_Aim of the task_:
For each line of the listing that holds "title", show the full line.

_Information shown_:
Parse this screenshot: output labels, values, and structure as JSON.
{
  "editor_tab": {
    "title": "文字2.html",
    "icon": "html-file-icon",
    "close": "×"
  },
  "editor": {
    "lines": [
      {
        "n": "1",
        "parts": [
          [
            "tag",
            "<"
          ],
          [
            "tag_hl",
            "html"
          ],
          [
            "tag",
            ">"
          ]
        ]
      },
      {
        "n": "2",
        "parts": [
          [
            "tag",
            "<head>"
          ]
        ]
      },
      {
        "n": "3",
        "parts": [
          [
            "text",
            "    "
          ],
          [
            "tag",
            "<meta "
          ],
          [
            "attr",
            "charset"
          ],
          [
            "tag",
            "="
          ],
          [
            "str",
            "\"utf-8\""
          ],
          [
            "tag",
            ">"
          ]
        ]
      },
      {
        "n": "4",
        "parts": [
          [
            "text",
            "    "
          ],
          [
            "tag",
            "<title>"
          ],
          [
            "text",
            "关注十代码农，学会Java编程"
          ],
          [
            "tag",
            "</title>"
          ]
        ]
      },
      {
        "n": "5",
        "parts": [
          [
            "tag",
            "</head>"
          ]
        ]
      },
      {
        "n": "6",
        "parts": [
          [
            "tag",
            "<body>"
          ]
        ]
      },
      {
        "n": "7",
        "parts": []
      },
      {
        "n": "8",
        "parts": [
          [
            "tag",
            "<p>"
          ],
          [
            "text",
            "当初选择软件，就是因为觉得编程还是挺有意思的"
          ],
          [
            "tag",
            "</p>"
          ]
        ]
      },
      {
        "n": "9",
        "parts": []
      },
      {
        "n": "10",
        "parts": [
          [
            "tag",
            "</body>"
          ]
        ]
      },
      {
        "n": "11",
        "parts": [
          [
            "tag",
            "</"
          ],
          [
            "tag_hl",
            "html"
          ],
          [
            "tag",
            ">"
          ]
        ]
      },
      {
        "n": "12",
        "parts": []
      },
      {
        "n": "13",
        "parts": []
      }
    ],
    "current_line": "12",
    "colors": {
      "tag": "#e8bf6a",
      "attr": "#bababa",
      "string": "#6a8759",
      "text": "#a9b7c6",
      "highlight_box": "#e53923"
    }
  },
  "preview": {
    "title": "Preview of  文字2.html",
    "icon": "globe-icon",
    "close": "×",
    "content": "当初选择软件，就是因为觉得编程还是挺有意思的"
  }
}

_Written response_:
    "title": "文字2.html",
            "<title>"
            "</title>"
    "title": "Preview of  文字2.html",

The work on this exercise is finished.